Here we describe self-guided tour of the F and N-S Lines, pointing out sites and sights along the way, with longer and shorter options. Currently only lists points along the way, narration will be compiled ASAP. And there will be a Big Map prepared.

Self Guided Walking Tour, with Options [WIP]

Timeline of the two Trolleys and things that obliterated traces of them.

Electric Trolleys served SW Portland Cemeteries from about 1891-1916. Here we describe the start and end of the F Line and the N-S Line, and the many changes of companies during the great consolation.

Timeline of the two Trolleys [WIP]

Nearby Oregon Electrics (Willamette Shore, Bertha, Red Electric, SPRR)

A Primer on Electric train lines near the Cemetery Trolley lines

Nearby Oregon Electrics [WIP]


  • Cynthia Stowell, Cohort, Cynthia's Detective Service (CDS)
  • Stephen Dudley, associated with River View Cemetery, Railway Volunteer
  • Erik Goetze, Art of Geography
  • Matthew Hampton, Cartographic Jedi
  • Tony Paolucci, Map Collector
  • Lee Rogers, River View Cemetery
  • Richard Thompson, via his books and emails.
  • John T Labbe, via his book. Labbe is buried in River View Cemetery!
  • Ken Mead, for his Newsletter article citing Labbe, that got this all started.
  • Doris Graham


Book Abbreviations
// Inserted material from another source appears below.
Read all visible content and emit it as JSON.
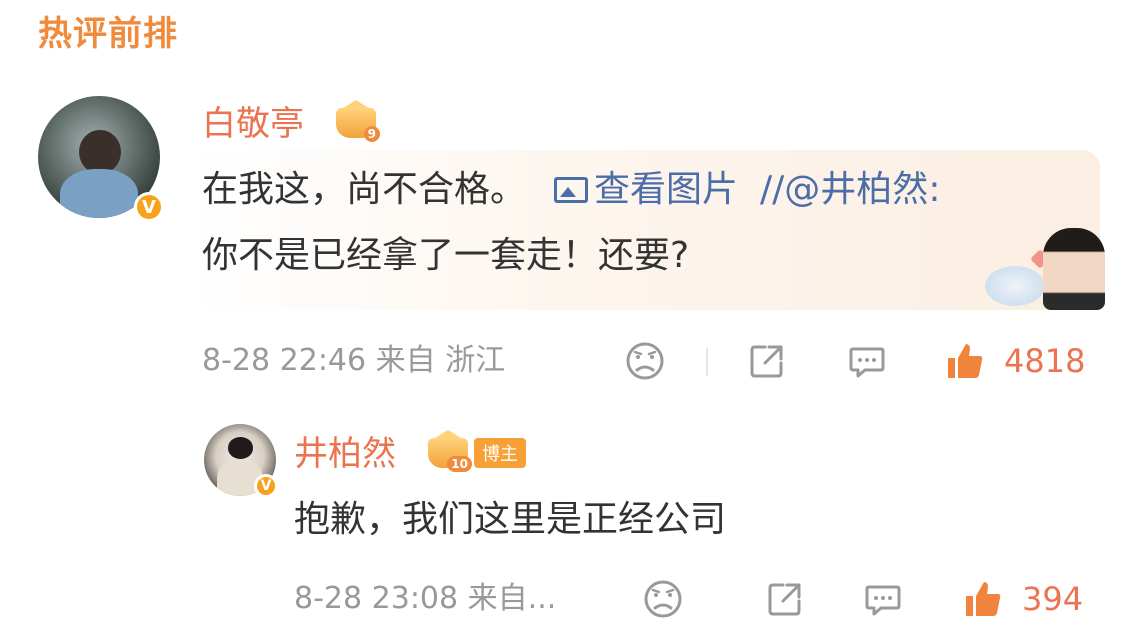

  • LABBE = John T Labbe's Fares Please! Those Portland Trolley Years
  • RTPS = Richard Thompson's Portland's Streetcars
  • RTPSL = Richard Thompson's Portland's Streetcar Lines
  • The Labbe book: Fares, Please! Those Portland Trolley Years by John T Labbe, 1980, can be found on-line for ~$15 and in Multnomah County Library (15 copies!).
  • The Leflar book: A History of South Portland by Stephen Leflar, Draft, 2010, via Multnomah County Library.
  • Thompson Book 1: Portland's Street Cars by Richard Thompson, Arcadia Publishing, 2006.
  • Thompson Book 2: Portland's Street Car Lines by Richard Thompson, Arcadia Publishing, 2010.